**Instructions to follow**
Each record below must be returned exactly as shown.

*** Opening Exercise inputs ***

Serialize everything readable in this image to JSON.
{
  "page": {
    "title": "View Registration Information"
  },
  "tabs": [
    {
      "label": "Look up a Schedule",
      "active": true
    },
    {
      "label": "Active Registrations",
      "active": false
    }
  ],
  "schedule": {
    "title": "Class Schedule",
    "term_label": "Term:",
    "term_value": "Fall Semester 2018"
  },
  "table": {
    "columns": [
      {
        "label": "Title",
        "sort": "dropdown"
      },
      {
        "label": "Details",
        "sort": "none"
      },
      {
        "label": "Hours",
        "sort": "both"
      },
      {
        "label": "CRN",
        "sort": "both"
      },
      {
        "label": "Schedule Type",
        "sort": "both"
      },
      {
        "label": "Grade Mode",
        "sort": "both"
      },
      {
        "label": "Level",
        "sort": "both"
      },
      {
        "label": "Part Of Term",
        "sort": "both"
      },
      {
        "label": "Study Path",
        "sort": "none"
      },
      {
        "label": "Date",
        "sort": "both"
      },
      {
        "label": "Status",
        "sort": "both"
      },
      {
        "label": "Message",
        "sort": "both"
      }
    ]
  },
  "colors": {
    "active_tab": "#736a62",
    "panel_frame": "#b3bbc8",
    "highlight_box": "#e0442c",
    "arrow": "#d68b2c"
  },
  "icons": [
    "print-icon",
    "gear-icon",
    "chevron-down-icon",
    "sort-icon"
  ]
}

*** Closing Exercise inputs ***

**Written response**
Serialize everything readable in this image to JSON.
{
  "page": {
    "title": "View Registration Information"
  },
  "tabs": [
    {
      "label": "Look up a Schedule",
      "active": true
    },
    {
      "label": "Active Registrations",
      "active": false
    }
  ],
  "schedule": {
    "title": "Class Schedule",
    "term_label": "Term:",
    "term_value": "Fall Semester 2018"
  },
  "table": {
    "columns": [
      {
        "label": "Title",
        "sort": "dropdown"
      },
      {
        "label": "Details",
        "sort": "none"
      },
      {
        "label": "Hours",
        "sort": "both"
      },
      {
        "label": "CRN",
        "sort": "both"
      },
      {
        "label": "Schedule Type",
        "sort": "both"
      },
      {
        "label": "Grade Mode",
        "sort": "both"
      },
      {
        "label": "Level",
        "sort": "both"
      },
      {
        "label": "Part Of Term",
        "sort": "both"
      },
      {
        "label": "Study Path",
        "sort": "none"
      },
      {
        "label": "Date",
        "sort": "both"
      },
      {
        "label": "Status",
        "sort": "both"
      },
      {
        "label": "Message",
        "sort": "both"
      }
    ]
  },
  "colors": {
    "active_tab": "#736a62",
    "panel_frame": "#b3bbc8",
    "highlight_box": "#e0442c",
    "arrow": "#d68b2c"
  },
  "icons": [
    "print-icon",
    "gear-icon",
    "chevron-down-icon",
    "sort-icon"
  ]
}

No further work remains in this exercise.